▶ _WHAT IS REQUIRED_: An exact copy of all the entries below is what this task needs.

Interface dataset entries
________________________________________
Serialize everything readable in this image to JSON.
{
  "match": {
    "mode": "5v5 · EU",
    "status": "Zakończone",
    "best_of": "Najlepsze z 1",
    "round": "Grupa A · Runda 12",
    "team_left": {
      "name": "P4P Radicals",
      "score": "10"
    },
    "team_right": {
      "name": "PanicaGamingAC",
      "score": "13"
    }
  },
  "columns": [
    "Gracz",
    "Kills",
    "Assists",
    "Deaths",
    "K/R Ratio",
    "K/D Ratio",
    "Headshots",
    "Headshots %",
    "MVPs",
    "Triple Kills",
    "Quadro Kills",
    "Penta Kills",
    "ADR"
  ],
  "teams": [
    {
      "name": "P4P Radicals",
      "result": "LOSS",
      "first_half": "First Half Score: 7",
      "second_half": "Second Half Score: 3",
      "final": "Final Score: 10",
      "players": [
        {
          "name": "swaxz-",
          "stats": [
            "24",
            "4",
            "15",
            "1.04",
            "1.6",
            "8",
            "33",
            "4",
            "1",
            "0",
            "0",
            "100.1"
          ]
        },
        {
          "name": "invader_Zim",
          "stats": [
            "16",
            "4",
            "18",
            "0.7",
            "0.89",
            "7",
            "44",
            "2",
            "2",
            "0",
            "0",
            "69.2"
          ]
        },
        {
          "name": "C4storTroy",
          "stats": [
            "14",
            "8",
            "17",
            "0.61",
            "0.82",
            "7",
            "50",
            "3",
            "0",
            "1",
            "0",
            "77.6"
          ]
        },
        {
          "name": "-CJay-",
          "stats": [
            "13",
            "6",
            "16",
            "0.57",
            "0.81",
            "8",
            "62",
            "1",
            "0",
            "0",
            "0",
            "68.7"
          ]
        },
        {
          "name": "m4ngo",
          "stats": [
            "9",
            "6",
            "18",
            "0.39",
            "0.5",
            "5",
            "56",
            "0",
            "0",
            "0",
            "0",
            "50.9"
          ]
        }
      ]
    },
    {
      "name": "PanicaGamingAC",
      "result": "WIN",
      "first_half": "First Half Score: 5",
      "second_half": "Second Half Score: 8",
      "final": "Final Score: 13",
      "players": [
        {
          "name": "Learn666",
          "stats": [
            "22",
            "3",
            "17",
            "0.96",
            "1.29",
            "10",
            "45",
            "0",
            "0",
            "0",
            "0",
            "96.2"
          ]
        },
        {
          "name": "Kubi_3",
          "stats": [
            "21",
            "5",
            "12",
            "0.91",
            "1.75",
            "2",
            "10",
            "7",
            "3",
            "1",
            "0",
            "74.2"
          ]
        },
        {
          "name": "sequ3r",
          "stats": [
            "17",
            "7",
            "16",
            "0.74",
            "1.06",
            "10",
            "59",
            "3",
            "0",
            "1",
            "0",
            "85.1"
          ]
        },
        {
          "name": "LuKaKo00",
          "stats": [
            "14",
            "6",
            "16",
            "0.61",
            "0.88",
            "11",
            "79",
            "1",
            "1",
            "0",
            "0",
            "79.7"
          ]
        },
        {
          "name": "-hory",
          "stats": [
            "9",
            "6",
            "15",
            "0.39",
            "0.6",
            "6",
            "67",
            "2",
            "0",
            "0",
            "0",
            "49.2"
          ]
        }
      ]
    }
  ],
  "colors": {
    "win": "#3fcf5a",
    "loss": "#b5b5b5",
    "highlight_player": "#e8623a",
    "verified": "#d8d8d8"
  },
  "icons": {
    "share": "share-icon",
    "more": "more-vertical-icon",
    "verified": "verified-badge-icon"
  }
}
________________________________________
▶ _SOLUTION FOR THIS PROBLEM_:
Serialize everything readable in this image to JSON.
{
  "match": {
    "mode": "5v5 · EU",
    "status": "Zakończone",
    "best_of": "Najlepsze z 1",
    "round": "Grupa A · Runda 12",
    "team_left": {
      "name": "P4P Radicals",
      "score": "10"
    },
    "team_right": {
      "name": "PanicaGamingAC",
      "score": "13"
    }
  },
  "columns": [
    "Gracz",
    "Kills",
    "Assists",
    "Deaths",
    "K/R Ratio",
    "K/D Ratio",
    "Headshots",
    "Headshots %",
    "MVPs",
    "Triple Kills",
    "Quadro Kills",
    "Penta Kills",
    "ADR"
  ],
  "teams": [
    {
      "name": "P4P Radicals",
      "result": "LOSS",
      "first_half": "First Half Score: 7",
      "second_half": "Second Half Score: 3",
      "final": "Final Score: 10",
      "players": [
        {
          "name": "swaxz-",
          "stats": [
            "24",
            "4",
            "15",
            "1.04",
            "1.6",
            "8",
            "33",
            "4",
            "1",
            "0",
            "0",
            "100.1"
          ]
        },
        {
          "name": "invader_Zim",
          "stats": [
            "16",
            "4",
            "18",
            "0.7",
            "0.89",
            "7",
            "44",
            "2",
            "2",
            "0",
            "0",
            "69.2"
          ]
        },
        {
          "name": "C4storTroy",
          "stats": [
            "14",
            "8",
            "17",
            "0.61",
            "0.82",
            "7",
            "50",
            "3",
            "0",
            "1",
            "0",
            "77.6"
          ]
        },
        {
          "name": "-CJay-",
          "stats": [
            "13",
            "6",
            "16",
            "0.57",
            "0.81",
            "8",
            "62",
            "1",
            "0",
            "0",
            "0",
            "68.7"
          ]
        },
        {
          "name": "m4ngo",
          "stats": [
            "9",
            "6",
            "18",
            "0.39",
            "0.5",
            "5",
            "56",
            "0",
            "0",
            "0",
            "0",
            "50.9"
          ]
        }
      ]
    },
    {
      "name": "PanicaGamingAC",
      "result": "WIN",
      "first_half": "First Half Score: 5",
      "second_half": "Second Half Score: 8",
      "final": "Final Score: 13",
      "players": [
        {
          "name": "Learn666",
          "stats": [
            "22",
            "3",
            "17",
            "0.96",
            "1.29",
            "10",
            "45",
            "0",
            "0",
            "0",
            "0",
            "96.2"
          ]
        },
        {
          "name": "Kubi_3",
          "stats": [
            "21",
            "5",
            "12",
            "0.91",
            "1.75",
            "2",
            "10",
            "7",
            "3",
            "1",
            "0",
            "74.2"
          ]
        },
        {
          "name": "sequ3r",
          "stats": [
            "17",
            "7",
            "16",
            "0.74",
            "1.06",
            "10",
            "59",
            "3",
            "0",
            "1",
            "0",
            "85.1"
          ]
        },
        {
          "name": "LuKaKo00",
          "stats": [
            "14",
            "6",
            "16",
            "0.61",
            "0.88",
            "11",
            "79",
            "1",
            "1",
            "0",
            "0",
            "79.7"
          ]
        },
        {
          "name": "-hory",
          "stats": [
            "9",
            "6",
            "15",
            "0.39",
            "0.6",
            "6",
            "67",
            "2",
            "0",
            "0",
            "0",
            "49.2"
          ]
        }
      ]
    }
  ],
  "colors": {
    "win": "#3fcf5a",
    "loss": "#b5b5b5",
    "highlight_player": "#e8623a",
    "verified": "#d8d8d8"
  },
  "icons": {
    "share": "share-icon",
    "more": "more-vertical-icon",
    "verified": "verified-badge-icon"
  }
}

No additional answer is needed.